[Data extract Boundary: Start]

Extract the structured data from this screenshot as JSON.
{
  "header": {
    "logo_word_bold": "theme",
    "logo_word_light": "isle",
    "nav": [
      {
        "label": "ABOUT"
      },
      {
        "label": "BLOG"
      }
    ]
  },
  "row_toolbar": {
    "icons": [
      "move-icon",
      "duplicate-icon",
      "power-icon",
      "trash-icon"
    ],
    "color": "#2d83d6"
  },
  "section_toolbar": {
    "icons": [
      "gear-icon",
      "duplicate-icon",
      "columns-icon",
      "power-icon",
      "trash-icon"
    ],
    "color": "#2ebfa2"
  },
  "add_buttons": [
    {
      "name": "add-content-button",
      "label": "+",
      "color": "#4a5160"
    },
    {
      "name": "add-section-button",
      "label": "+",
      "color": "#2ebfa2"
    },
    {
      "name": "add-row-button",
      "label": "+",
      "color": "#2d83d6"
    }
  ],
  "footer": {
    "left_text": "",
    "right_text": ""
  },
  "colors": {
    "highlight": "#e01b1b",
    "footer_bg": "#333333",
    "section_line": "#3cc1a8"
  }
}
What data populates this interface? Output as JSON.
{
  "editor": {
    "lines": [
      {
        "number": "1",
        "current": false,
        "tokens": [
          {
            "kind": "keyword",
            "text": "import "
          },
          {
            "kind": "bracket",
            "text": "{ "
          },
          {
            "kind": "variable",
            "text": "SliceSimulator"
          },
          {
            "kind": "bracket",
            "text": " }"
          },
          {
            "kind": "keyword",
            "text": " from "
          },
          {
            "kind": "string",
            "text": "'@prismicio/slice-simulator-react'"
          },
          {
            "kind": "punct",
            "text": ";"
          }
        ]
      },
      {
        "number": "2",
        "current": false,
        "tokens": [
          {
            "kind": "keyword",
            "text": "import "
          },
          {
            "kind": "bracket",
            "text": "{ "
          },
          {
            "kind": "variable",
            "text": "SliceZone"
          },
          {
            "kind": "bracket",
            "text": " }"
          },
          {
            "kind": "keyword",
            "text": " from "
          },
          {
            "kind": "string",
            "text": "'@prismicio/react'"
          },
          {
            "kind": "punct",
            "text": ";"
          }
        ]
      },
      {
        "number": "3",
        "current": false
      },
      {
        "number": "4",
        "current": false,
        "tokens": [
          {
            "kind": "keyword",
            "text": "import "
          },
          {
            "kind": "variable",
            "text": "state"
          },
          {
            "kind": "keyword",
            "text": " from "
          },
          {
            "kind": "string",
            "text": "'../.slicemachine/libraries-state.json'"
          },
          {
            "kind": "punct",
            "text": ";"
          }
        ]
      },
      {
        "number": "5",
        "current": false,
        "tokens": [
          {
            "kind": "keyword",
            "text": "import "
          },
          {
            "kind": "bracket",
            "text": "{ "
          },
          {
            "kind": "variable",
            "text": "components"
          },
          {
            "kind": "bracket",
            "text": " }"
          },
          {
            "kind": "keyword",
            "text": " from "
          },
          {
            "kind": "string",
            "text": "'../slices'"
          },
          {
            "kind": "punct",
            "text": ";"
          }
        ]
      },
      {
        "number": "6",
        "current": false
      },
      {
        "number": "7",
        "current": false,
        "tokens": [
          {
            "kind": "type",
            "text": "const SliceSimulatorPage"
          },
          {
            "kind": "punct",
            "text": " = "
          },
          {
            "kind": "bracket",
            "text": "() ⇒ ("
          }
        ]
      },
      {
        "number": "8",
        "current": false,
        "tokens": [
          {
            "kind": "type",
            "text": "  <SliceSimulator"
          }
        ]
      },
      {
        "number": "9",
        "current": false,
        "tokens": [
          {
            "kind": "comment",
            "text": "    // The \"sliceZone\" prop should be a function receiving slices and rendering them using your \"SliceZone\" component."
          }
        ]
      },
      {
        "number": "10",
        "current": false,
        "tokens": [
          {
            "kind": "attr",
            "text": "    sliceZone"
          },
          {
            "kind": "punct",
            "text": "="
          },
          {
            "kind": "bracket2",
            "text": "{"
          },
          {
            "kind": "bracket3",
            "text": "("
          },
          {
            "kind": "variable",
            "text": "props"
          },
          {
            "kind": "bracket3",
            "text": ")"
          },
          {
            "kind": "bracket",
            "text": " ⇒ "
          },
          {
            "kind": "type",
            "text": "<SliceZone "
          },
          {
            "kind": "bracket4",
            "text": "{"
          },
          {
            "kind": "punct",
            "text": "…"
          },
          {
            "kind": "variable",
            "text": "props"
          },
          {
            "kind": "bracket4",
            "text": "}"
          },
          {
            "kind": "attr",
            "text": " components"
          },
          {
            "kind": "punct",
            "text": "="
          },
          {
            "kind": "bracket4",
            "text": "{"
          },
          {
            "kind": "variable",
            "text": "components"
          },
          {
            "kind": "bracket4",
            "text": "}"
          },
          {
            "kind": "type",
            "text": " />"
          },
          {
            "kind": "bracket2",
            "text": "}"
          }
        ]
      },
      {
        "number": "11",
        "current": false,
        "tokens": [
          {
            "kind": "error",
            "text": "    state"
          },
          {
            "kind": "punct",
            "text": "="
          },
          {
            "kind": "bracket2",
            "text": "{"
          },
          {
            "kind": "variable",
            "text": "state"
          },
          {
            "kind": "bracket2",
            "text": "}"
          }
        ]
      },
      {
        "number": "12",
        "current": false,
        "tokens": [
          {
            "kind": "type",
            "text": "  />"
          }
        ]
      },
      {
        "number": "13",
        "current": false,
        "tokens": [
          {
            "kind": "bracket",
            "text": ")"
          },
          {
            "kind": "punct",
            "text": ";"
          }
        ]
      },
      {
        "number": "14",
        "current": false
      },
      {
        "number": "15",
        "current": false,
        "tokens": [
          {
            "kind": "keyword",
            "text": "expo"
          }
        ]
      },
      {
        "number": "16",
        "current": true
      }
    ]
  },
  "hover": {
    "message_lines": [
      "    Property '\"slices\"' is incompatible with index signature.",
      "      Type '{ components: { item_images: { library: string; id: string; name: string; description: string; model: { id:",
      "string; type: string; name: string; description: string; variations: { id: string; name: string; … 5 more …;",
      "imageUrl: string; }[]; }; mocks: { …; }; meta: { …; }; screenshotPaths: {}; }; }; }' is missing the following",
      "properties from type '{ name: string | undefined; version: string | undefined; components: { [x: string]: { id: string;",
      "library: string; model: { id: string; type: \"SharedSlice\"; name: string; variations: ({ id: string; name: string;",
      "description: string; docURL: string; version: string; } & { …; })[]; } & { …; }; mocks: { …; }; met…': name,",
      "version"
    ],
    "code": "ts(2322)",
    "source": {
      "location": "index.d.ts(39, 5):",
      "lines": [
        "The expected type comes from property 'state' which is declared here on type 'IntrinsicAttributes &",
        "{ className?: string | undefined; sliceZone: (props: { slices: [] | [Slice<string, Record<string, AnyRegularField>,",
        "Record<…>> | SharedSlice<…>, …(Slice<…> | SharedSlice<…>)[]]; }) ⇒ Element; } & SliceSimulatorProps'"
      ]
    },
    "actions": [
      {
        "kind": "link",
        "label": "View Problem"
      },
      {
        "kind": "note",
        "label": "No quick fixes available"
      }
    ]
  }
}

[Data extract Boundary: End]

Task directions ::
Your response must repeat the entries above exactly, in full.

Expected answer ::
Extract the structured data from this screenshot as JSON.
{
  "header": {
    "logo_word_bold": "theme",
    "logo_word_light": "isle",
    "nav": [
      {
        "label": "ABOUT"
      },
      {
        "label": "BLOG"
      }
    ]
  },
  "row_toolbar": {
    "icons": [
      "move-icon",
      "duplicate-icon",
      "power-icon",
      "trash-icon"
    ],
    "color": "#2d83d6"
  },
  "section_toolbar": {
    "icons": [
      "gear-icon",
      "duplicate-icon",
      "columns-icon",
      "power-icon",
      "trash-icon"
    ],
    "color": "#2ebfa2"
  },
  "add_buttons": [
    {
      "name": "add-content-button",
      "label": "+",
      "color": "#4a5160"
    },
    {
      "name": "add-section-button",
      "label": "+",
      "color": "#2ebfa2"
    },
    {
      "name": "add-row-button",
      "label": "+",
      "color": "#2d83d6"
    }
  ],
  "footer": {
    "left_text": "",
    "right_text": ""
  },
  "colors": {
    "highlight": "#e01b1b",
    "footer_bg": "#333333",
    "section_line": "#3cc1a8"
  }
}
What data populates this interface? Output as JSON.
{
  "editor": {
    "lines": [
      {
        "number": "1",
        "current": false,
        "tokens": [
          {
            "kind": "keyword",
            "text": "import "
          },
          {
            "kind": "bracket",
            "text": "{ "
          },
          {
            "kind": "variable",
            "text": "SliceSimulator"
          },
          {
            "kind": "bracket",
            "text": " }"
          },
          {
            "kind": "keyword",
            "text": " from "
          },
          {
            "kind": "string",
            "text": "'@prismicio/slice-simulator-react'"
          },
          {
            "kind": "punct",
            "text": ";"
          }
        ]
      },
      {
        "number": "2",
        "current": false,
        "tokens": [
          {
            "kind": "keyword",
            "text": "import "
          },
          {
            "kind": "bracket",
            "text": "{ "
          },
          {
            "kind": "variable",
            "text": "SliceZone"
          },
          {
            "kind": "bracket",
            "text": " }"
          },
          {
            "kind": "keyword",
            "text": " from "
          },
          {
            "kind": "string",
            "text": "'@prismicio/react'"
          },
          {
            "kind": "punct",
            "text": ";"
          }
        ]
      },
      {
        "number": "3",
        "current": false
      },
      {
        "number": "4",
        "current": false,
        "tokens": [
          {
            "kind": "keyword",
            "text": "import "
          },
          {
            "kind": "variable",
            "text": "state"
          },
          {
            "kind": "keyword",
            "text": " from "
          },
          {
            "kind": "string",
            "text": "'../.slicemachine/libraries-state.json'"
          },
          {
            "kind": "punct",
            "text": ";"
          }
        ]
      },
      {
        "number": "5",
        "current": false,
        "tokens": [
          {
            "kind": "keyword",
            "text": "import "
          },
          {
            "kind": "bracket",
            "text": "{ "
          },
          {
            "kind": "variable",
            "text": "components"
          },
          {
            "kind": "bracket",
            "text": " }"
          },
          {
            "kind": "keyword",
            "text": " from "
          },
          {
            "kind": "string",
            "text": "'../slices'"
          },
          {
            "kind": "punct",
            "text": ";"
          }
        ]
      },
      {
        "number": "6",
        "current": false
      },
      {
        "number": "7",
        "current": false,
        "tokens": [
          {
            "kind": "type",
            "text": "const SliceSimulatorPage"
          },
          {
            "kind": "punct",
            "text": " = "
          },
          {
            "kind": "bracket",
            "text": "() ⇒ ("
          }
        ]
      },
      {
        "number": "8",
        "current": false,
        "tokens": [
          {
            "kind": "type",
            "text": "  <SliceSimulator"
          }
        ]
      },
      {
        "number": "9",
        "current": false,
        "tokens": [
          {
            "kind": "comment",
            "text": "    // The \"sliceZone\" prop should be a function receiving slices and rendering them using your \"SliceZone\" component."
          }
        ]
      },
      {
        "number": "10",
        "current": false,
        "tokens": [
          {
            "kind": "attr",
            "text": "    sliceZone"
          },
          {
            "kind": "punct",
            "text": "="
          },
          {
            "kind": "bracket2",
            "text": "{"
          },
          {
            "kind": "bracket3",
            "text": "("
          },
          {
            "kind": "variable",
            "text": "props"
          },
          {
            "kind": "bracket3",
            "text": ")"
          },
          {
            "kind": "bracket",
            "text": " ⇒ "
          },
          {
            "kind": "type",
            "text": "<SliceZone "
          },
          {
            "kind": "bracket4",
            "text": "{"
          },
          {
            "kind": "punct",
            "text": "…"
          },
          {
            "kind": "variable",
            "text": "props"
          },
          {
            "kind": "bracket4",
            "text": "}"
          },
          {
            "kind": "attr",
            "text": " components"
          },
          {
            "kind": "punct",
            "text": "="
          },
          {
            "kind": "bracket4",
            "text": "{"
          },
          {
            "kind": "variable",
            "text": "components"
          },
          {
            "kind": "bracket4",
            "text": "}"
          },
          {
            "kind": "type",
            "text": " />"
          },
          {
            "kind": "bracket2",
            "text": "}"
          }
        ]
      },
      {
        "number": "11",
        "current": false,
        "tokens": [
          {
            "kind": "error",
            "text": "    state"
          },
          {
            "kind": "punct",
            "text": "="
          },
          {
            "kind": "bracket2",
            "text": "{"
          },
          {
            "kind": "variable",
            "text": "state"
          },
          {
            "kind": "bracket2",
            "text": "}"
          }
        ]
      },
      {
        "number": "12",
        "current": false,
        "tokens": [
          {
            "kind": "type",
            "text": "  />"
          }
        ]
      },
      {
        "number": "13",
        "current": false,
        "tokens": [
          {
            "kind": "bracket",
            "text": ")"
          },
          {
            "kind": "punct",
            "text": ";"
          }
        ]
      },
      {
        "number": "14",
        "current": false
      },
      {
        "number": "15",
        "current": false,
        "tokens": [
          {
            "kind": "keyword",
            "text": "expo"
          }
        ]
      },
      {
        "number": "16",
        "current": true
      }
    ]
  },
  "hover": {
    "message_lines": [
      "    Property '\"slices\"' is incompatible with index signature.",
      "      Type '{ components: { item_images: { library: string; id: string; name: string; description: string; model: { id:",
      "string; type: string; name: string; description: string; variations: { id: string; name: string; … 5 more …;",
      "imageUrl: string; }[]; }; mocks: { …; }; meta: { …; }; screenshotPaths: {}; }; }; }' is missing the following",
      "properties from type '{ name: string | undefined; version: string | undefined; components: { [x: string]: { id: string;",
      "library: string; model: { id: string; type: \"SharedSlice\"; name: string; variations: ({ id: string; name: string;",
      "description: string; docURL: string; version: string; } & { …; })[]; } & { …; }; mocks: { …; }; met…': name,",
      "version"
    ],
    "code": "ts(2322)",
    "source": {
      "location": "index.d.ts(39, 5):",
      "lines": [
        "The expected type comes from property 'state' which is declared here on type 'IntrinsicAttributes &",
        "{ className?: string | undefined; sliceZone: (props: { slices: [] | [Slice<string, Record<string, AnyRegularField>,",
        "Record<…>> | SharedSlice<…>, …(Slice<…> | SharedSlice<…>)[]]; }) ⇒ Element; } & SliceSimulatorProps'"
      ]
    },
    "actions": [
      {
        "kind": "link",
        "label": "View Problem"
      },
      {
        "kind": "note",
        "label": "No quick fixes available"
      }
    ]
  }
}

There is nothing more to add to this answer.